Go through the data below. List every line that holds the word "title".

▸ Information shown
= = =

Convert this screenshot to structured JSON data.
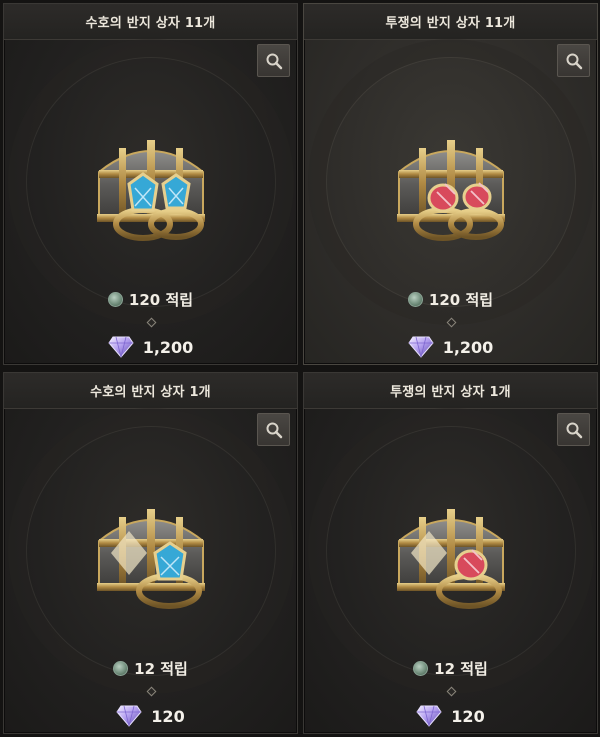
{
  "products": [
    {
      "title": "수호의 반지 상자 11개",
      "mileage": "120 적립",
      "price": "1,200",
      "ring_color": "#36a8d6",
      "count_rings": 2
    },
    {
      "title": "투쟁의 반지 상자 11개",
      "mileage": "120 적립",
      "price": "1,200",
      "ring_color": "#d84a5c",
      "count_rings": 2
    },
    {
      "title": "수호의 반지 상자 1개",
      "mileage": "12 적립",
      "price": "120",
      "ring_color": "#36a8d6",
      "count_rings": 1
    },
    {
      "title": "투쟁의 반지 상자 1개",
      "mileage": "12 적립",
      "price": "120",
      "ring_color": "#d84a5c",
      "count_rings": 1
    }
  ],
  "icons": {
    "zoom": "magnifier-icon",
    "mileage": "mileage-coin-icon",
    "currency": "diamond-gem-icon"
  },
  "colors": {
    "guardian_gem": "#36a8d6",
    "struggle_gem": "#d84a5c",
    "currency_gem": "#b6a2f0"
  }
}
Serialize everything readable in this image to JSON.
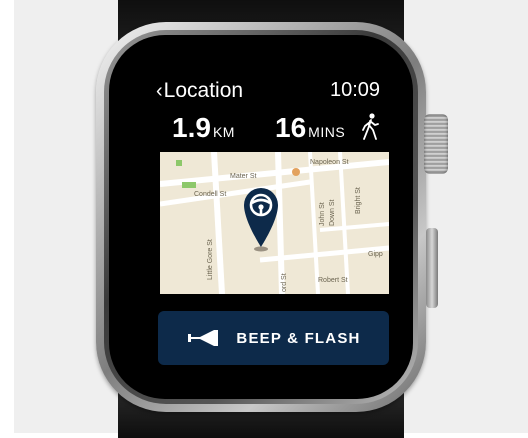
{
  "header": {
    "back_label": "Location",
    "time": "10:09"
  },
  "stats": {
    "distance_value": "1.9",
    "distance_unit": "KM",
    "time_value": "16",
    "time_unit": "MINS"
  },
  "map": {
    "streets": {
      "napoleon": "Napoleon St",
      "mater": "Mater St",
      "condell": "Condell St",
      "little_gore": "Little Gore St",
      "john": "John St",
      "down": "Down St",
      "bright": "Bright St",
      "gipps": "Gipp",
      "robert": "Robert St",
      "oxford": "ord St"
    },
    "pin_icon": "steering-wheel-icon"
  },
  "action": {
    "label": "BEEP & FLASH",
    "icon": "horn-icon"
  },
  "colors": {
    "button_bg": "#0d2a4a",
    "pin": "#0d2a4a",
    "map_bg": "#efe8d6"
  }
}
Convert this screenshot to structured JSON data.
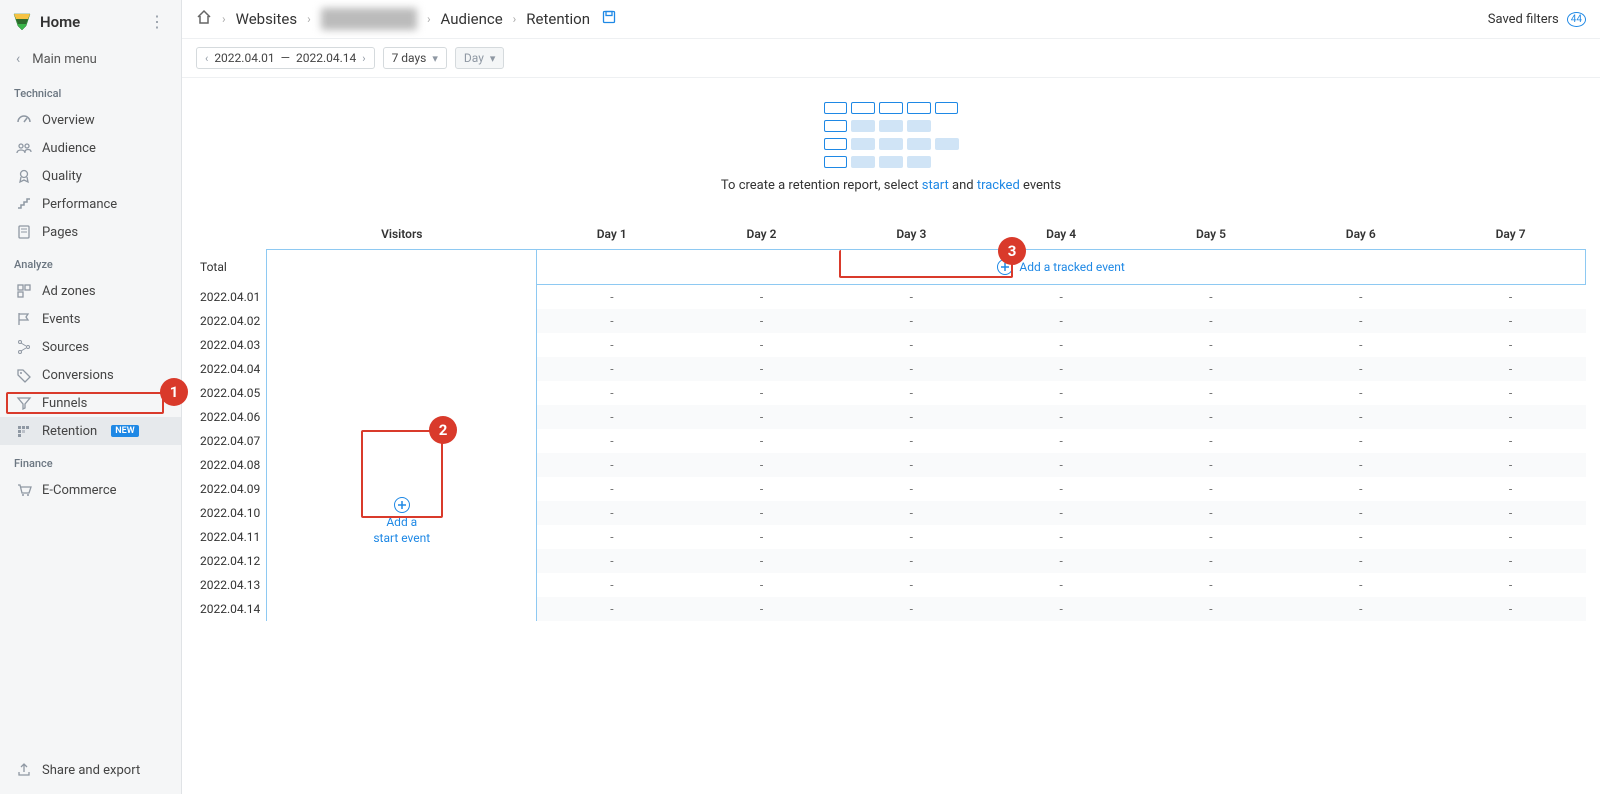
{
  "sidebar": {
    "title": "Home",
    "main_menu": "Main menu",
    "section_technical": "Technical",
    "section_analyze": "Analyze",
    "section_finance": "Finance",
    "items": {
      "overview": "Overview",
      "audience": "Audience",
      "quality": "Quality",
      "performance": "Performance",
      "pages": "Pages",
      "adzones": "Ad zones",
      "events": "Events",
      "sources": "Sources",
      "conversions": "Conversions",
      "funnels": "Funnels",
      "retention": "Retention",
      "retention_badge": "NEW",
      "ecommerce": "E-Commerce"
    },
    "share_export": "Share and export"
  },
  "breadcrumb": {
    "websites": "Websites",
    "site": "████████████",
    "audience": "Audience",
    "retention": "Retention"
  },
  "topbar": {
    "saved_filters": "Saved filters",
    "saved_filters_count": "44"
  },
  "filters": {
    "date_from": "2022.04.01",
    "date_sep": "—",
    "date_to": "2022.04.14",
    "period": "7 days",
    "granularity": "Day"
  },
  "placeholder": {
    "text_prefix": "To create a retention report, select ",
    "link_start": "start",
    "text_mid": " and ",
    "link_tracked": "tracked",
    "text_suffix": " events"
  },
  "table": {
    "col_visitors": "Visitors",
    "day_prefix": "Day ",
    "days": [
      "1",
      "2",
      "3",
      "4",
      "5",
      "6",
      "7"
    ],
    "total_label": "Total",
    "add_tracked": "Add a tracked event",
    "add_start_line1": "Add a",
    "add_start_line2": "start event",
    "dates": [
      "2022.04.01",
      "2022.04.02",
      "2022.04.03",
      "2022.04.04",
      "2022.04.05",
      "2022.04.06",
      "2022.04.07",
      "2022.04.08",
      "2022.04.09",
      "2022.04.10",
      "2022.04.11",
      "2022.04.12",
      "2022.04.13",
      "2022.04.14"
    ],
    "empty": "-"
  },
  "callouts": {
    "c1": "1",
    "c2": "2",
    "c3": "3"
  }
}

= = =

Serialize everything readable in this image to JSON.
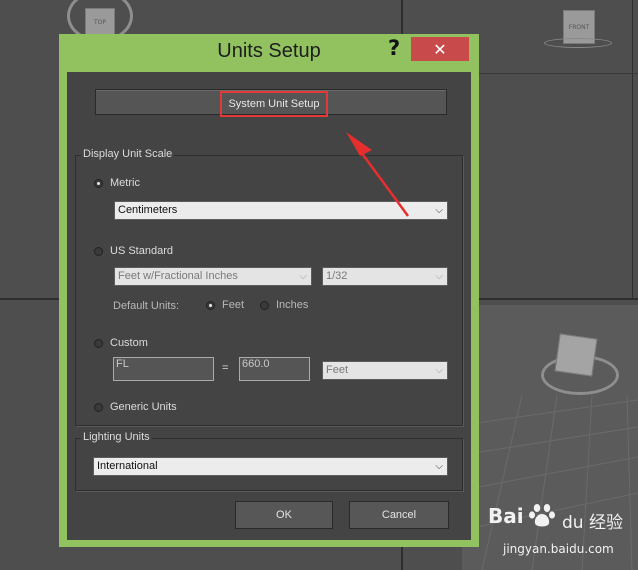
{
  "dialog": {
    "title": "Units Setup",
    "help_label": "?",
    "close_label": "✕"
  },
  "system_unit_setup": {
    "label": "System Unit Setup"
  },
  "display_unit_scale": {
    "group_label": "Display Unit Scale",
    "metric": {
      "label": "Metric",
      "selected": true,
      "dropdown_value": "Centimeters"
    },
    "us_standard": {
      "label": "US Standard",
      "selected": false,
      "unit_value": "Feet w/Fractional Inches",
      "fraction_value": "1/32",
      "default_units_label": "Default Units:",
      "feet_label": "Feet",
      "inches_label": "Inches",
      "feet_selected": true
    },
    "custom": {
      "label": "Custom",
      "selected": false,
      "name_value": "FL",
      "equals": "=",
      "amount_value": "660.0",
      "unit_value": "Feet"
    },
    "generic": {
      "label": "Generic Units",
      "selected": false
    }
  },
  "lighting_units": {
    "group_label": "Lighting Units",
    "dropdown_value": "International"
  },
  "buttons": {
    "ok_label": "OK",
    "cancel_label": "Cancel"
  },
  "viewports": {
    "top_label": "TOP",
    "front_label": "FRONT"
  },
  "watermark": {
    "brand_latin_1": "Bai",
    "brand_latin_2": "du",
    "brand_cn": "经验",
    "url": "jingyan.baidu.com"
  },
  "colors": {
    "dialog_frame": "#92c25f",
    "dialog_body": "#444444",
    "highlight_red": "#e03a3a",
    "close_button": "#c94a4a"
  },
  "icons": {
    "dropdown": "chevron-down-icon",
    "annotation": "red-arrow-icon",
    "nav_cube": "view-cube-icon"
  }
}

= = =

▸ Exercise output
      "title": "수호의 반지 상자 11개",
      "title": "투쟁의 반지 상자 11개",
      "title": "수호의 반지 상자 1개",
      "title": "투쟁의 반지 상자 1개",
    "title": "Home",
    "title": "Units Setup",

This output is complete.